This evident royal flattery by the Duke’s court sticks with me, and guides me somehow as a moral compass, explaining and instilling wisdom in my mind, as I listen to perhaps my favorite playing of the piece, by the American, Leon Fleisher. Again, listen on YouTube:
For the past several days, Leon has played when I arrive at my desk for work. I keep yesterday’s unfinished browser tabs open, so that the next day when I restart the computer, they return. The YouTube page with this video reloads, and the music plays. It sets a wave of calm across my thoughts, and sorts the air neatly around me. The soothing cadence of the music provides me an ordered mind.
This guidance I speak of has to do with my family, and my job as a father for my children. Many times I am scourged by a fearful, worrying feeling, a vague thought that I have not prepared them well, have not provided a safe and plentiful home, or have otherwise been insufficient in some manner in setting up their lives. But why should I? Sheep may safely graze where good shepherds watch. I am reminded to do well for my family, to use my time wisely and to do all that I can for others whose lives can be improved by my well tending. [Indeed, when in 2007 Fleisher received Kennedy Center Honors, Chairman Stephen A. Schwarzman described him as “a consummate musician whose career is a moving testament to the life-affirming power of art.” -Wikipedia Life-affirming, indeed.]
As I listen to the song, especially as played through the calm, thoughtful and caring hands and hearts of Leon and Kathia, I am relaxed, instructed and reassured that simplicity, and a steady pace, creates harmony and beauty.

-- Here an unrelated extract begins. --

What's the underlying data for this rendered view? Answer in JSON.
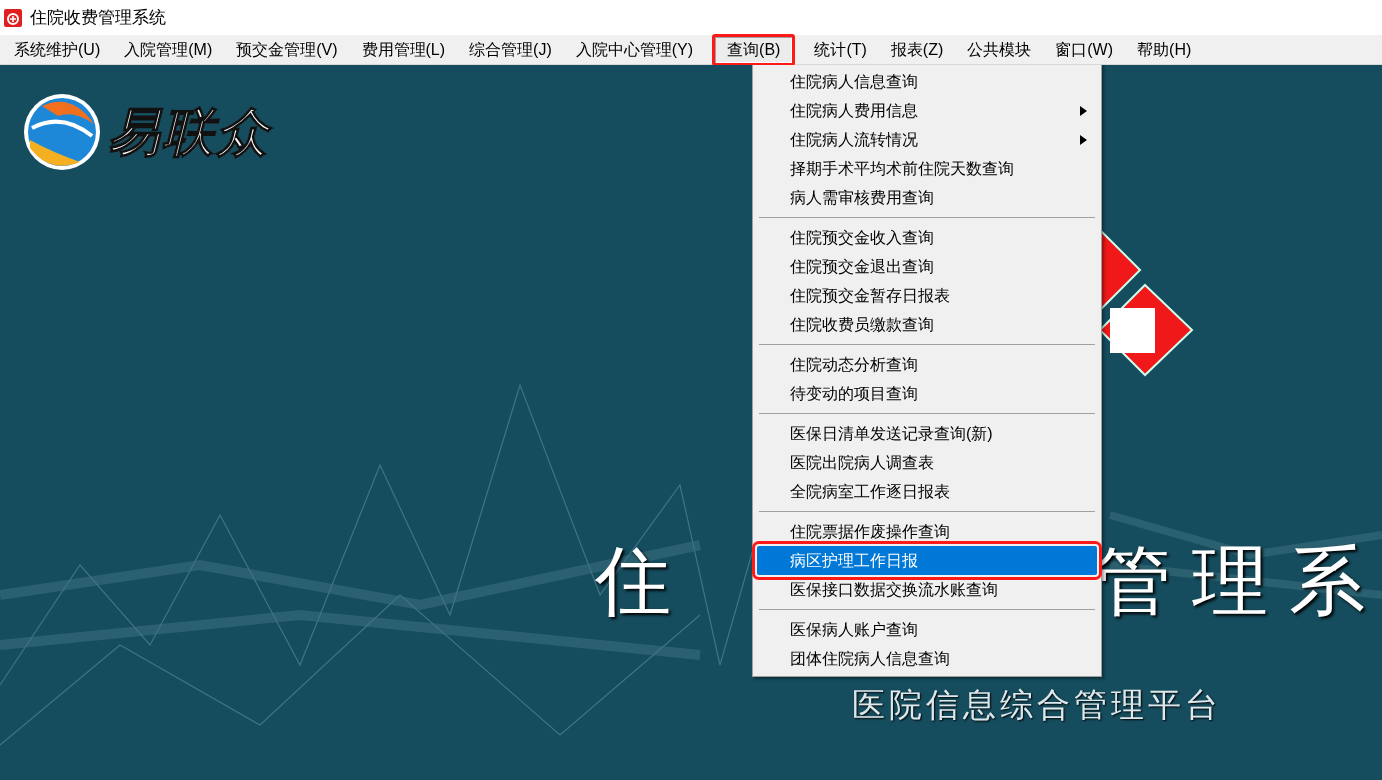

To this insight, and to this direct improvement of my life, of course, I owe thanks and gratitude to Johann Sebastian Bach. The composer’s brilliance is renowned throughout the ages, and now I have this specific personal instance of learned wisdom gained, thanks especially to these performances by such masters of their musical craft, to vouch for my agreement to this truth. Thank you, Buniatishvili, thank you, Fleisher, thank you, Bach.
Enlightenment attained, I wondered if I could share this wonderful music myself, with my friends, on my guitar. It is probably, despite my impression of its sounding ‘simple’, a somewhat difficult arrangement to actually play, especially on the relatively cumbersome tonal layout of the guitar fretboard. I searched YouTube and found Russian guitarist Andrei Krylov’s masterful rendition:
Krylov is also a writer and poet. He has transcribed the Book of Psalms to Russian, and published several books: “Lake Monastery,” “Autumn,” and the crown of sonnets, “Mirrors, Game of Life.” I learned that from Wikipedia.
I hope to search out these books and read some of Andrei Krylov’s poems. His performance on the guitar of “Schafe können sicher weiden” in the video above will help me to learn to play it myself, and thus further enjoy, and share it. And so, thank you, too, Andrei Krylov. Bravo!